Greek letters in math (was Re: Old Languages)
|From:||Yoon Ha Lee <yl112@...>|
|Date:||Thursday, October 4, 2001, 22:07|
On Thursday, October 4, 2001, at 11:25 AM, Andreas Johansson wrote:
> YHL wrote:
>> I would love to learn Ancient Greek, it's just trying to learn Spanish
>> *and* juggle teaching *and* classes right now is probably all I can
>> At least the alphabet is half-familiar from years of physics and
>> math. :-) Stepping-stones are useful...
> Speaking of Greek letters in math, I've got math prof who absolutely loves
> using lowercase xi, most commonly for a certain undetermined value of a
> variable x. Now, of course, lowercase xi is about the most undrawable
> character I've ever come across ...
> ... and don't get me started on minus xi-null prime ...
<shudder> God, yeah. Of course, I've had my share of profs whose x's, k'
s, 5's and s's were *all* indistinguishable.

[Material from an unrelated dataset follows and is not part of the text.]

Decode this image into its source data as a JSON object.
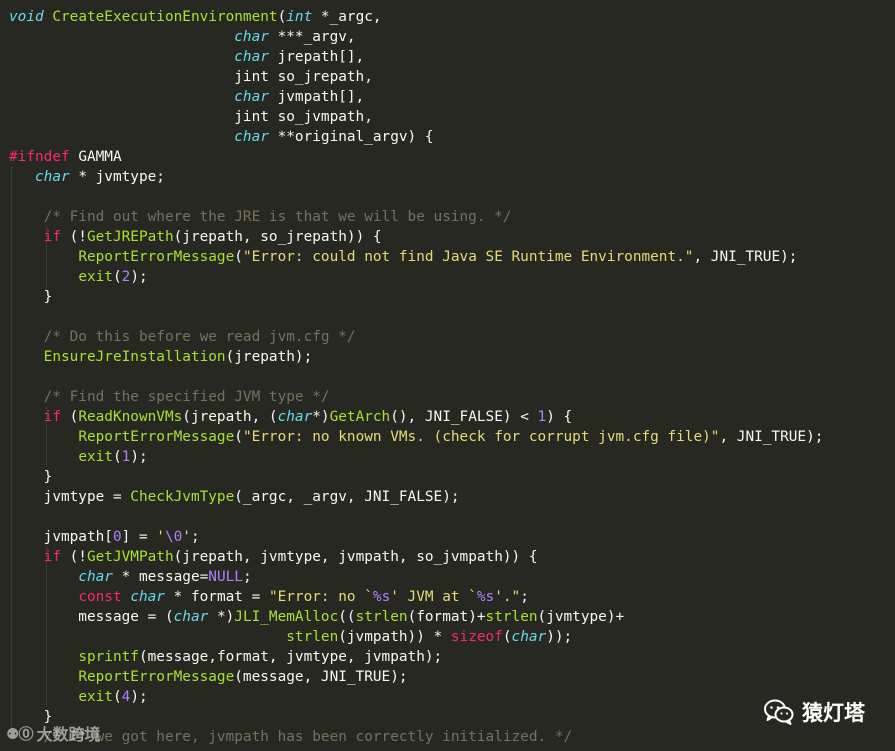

Not to mention profs who
reuse variable names by accident when you have some ungodly subsubscript
notation (I kid you not) because they start running out of reasonable
I have always thought, that if I became a research mathematician and had
the chance to name some concept or constant or whatever, I would use runic
letters, or at least the Old English (?) thorn. Or even, to add to the
confusion, some lonely isolated Korean consonant. =^)
We badly need notation reform in large chunks of mathematics, but it ain't
gonna happen. I remember how boggled some of us got when people started
using pi for functions, instead of the familiar 3.14159...